Classified information from a number of Guthrie patients has been accessed by an unauthorized source after a cyber security breach of a third party company.
According to a press release published by Guthrie on Wednesday, Blackbaud, an international business “specializing in philanthropy services for not-for-profits” that partners with Guthrie experienced an international cyber security breach this spring.
Guthrie officials informed the community that Blackbaud contacted them on July 16 to report that an unauthorized individual or individuals gained access to their systems between Feb. 7 and May 20.
An investigation showed that a backup file was accessed by the unauthorized persons that included “information pertaining to some Guthrie patients, including patient name(s), contact information, age, gender, date(s) of treatment, department(s) of service, treating physician(s) and health insurance status,” according to Guthrie.
Guthrie officials stated that Blackbaud has reported financial and credit card account information of Guthrie patients was encrypted, therefore not accessed by the unauthorized individual.
The Guthrie press release also noted that patient’s Social Security numbers were not in the data shared with Blackbaud and that the cyber breach did not involve any access to diagnosis or treatment plans in any Guthrie medical systems or electronic health records.
Guthrie President and CEO, Dr. Joseph Scopelliti stated that any Guthrie patients whose information may have been accessed by unauthorized parties will be notified by a letter by Sept. 14, as is required by federal and state law.
“Guthrie is committed to protecting the security and privacy of its patients, and all the individuals who support our organization.
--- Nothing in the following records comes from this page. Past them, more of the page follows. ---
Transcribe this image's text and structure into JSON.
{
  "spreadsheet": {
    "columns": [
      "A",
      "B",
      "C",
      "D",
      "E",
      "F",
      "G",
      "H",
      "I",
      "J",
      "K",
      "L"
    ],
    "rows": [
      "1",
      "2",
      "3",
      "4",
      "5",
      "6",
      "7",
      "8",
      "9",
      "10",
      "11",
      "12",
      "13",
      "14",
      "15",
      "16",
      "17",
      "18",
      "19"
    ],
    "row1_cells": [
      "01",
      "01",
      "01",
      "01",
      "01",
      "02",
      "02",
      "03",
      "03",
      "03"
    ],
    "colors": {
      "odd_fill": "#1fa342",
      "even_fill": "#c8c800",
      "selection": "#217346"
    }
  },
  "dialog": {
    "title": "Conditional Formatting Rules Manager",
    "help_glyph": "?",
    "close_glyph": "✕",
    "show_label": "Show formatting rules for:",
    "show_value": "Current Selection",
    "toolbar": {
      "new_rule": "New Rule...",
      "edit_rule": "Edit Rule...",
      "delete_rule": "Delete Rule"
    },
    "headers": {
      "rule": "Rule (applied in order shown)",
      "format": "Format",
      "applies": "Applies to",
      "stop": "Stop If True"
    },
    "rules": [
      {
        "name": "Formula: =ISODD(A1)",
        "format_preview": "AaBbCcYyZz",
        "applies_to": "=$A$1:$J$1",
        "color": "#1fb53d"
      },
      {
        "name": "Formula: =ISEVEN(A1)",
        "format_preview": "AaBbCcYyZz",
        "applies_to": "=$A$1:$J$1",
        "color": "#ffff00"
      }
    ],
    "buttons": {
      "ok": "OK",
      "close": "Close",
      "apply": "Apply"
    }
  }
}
We take this situation very seriously and to help prevent something like this from happening again, Guthrie is examining its vendor relationship with Blackbaud and evaluating other alternatives,” Scopelliti commented.
Scopelliti also pointed out that the cyber breach was “not unique” to Guthrie and occurred at thousands of other organizations in partnership with Blackbaud.
TROY — Strung between two Jeeps just off Route 6 in Troy flew a red, white and blue banner that read “I believe in a united America, stop and grab a free flag.”
R.J. Holton, a Troy High School alumnus and veteran of the United States Army, sat in a lawn chair to the right of the banner with American flags beside him and a welcoming smile on his face.
He had one mission; unity.
Holton stated that the idea for a free flag give-a-away on Sept. 11 came to him four years ago and he held the first event that year.
After a few years off, he decided 2020 was a great time for another give-away in memory of the tragic attacks on the World Trade Center in 2001 and in hopes of fostering unity in a country that is certainly in need of it.
“I think it’s needed. I think a lot of times we get carried away and get caught up and I think the country needs to be reminded that it’s united. We kind of tend to go our own ways and not remember that it’s one nation and it is under one flag,” Holton said. “Sept. 11 brought us all together and I think people need to be reminded that we are one country.”
Holton funds the flag give-away himself, and explained that the event is not political but instead simply patriotic.
“We all get caught up in our own lives, which is understandable, I just think that we all need a reminder, not just of the events of Sept. 11 but that we are all in this together, we’re all human beings, we all have our own point of views, but there’s no reason we can’t come together,” he said.
Holton hoped community members that visited the event took away two things; an American flag and “to remember that the country is one and now, times more than ever, they need to remember that. We’re all here together.”
The Bradford County Commissioners are dedicating a week to say “thank you” to local farmers.
On Thursday, commissioners proclaimed Sept. 19 through Sept. 25 as Thank a Local Farmer Week in Bradford County.
“We do have a rich heritage and we’re very proud of our local agriculture,” said Commissioner Doug McLinko, who also highlighted the dairy farm owned by Chief Clerk Michelle Shedden’s family and his own work on a tree farm in his youth. “They are terrific people, hard workers, and the backbone of this county.”
The resolution, which was read by Commissioner John Sullivan, not only thanked farmers, but encouraged the public to support them by purchasing local agricultural products.
Sullivan, who is also a farmer, said they not only till the earth, but serve on township and school boards, and are involved with churches, fire companies, and ambulance services.
According to Commissioner Chairman Daryl Miller, who married into a family with multi-generational farmers, farming is not just a job, but a way of life. With many farmers working as many as 14 hours a day, seven days a week, he added, “You’re not doing it for the wages because there’s a lot of work and the wages are pretty slim if you calculate by the hour what they do. They do it because they love it.”
“A guy who works my farm, he got up (Wednesday) morning at 2 o’clock in the morning and he finished up the hay on our farm. (Wednesday) night he loaded up trailer to take a load of mulch hay to Reading and hoped to get down there by midnight, get three or four hours of sleep, and then bring a load back,” Sullivan explained. “I admire how hard he works.”
Miller noted that farmers are not only crucial to the local food supply, but for the supply around the world.